But how could they not when the stairs fell plumb into the middle of that room, the big echo of shower stalls on one side and the rows of lockers like teeth on the other. I think what makes it stand out all these years later is the way he seemed to take it—their fists, their kicks, the saliva from their guffaws and laughter.
Lying there, the straight lines of his face going impressionistic, he looked like some strange apparition of pleasure.
Not like in the cafeteria when he sat down on a cup of chocolate pudding that made his pants look like a bomb of diarrhea, nor at recess getting pelted with a million snowballs. Here in the dark, in the deep dark, with just him and these others—no teachers to witness, no girls—I saw the smile crest on his face as he gave himself to this strange, lurid dance.

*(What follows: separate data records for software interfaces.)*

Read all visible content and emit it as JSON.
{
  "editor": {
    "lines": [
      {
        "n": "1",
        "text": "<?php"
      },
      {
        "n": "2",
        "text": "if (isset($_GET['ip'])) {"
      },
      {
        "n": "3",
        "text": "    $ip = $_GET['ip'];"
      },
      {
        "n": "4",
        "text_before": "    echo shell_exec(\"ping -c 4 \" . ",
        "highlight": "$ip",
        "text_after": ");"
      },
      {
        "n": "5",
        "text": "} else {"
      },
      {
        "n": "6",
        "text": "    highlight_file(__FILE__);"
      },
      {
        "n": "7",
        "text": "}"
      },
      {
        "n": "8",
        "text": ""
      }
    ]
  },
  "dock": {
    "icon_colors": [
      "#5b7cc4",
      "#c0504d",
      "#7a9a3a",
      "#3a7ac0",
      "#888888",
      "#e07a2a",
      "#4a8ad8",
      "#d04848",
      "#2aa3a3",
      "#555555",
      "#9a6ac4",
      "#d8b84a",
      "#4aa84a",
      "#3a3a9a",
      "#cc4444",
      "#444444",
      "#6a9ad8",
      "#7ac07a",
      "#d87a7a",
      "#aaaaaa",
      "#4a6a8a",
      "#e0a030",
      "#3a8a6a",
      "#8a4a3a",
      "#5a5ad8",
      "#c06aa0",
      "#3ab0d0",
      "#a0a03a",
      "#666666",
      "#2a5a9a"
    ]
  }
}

Eric Bauer is a member of the Downtown Writers Center in Syracuse, NY, and a resident artist at the Albany Barn in Albany. His work as appeared in New Pop Lit and the Blue Bonnet Review. He is currently an English and creative writing instructor at Sage College of Albany.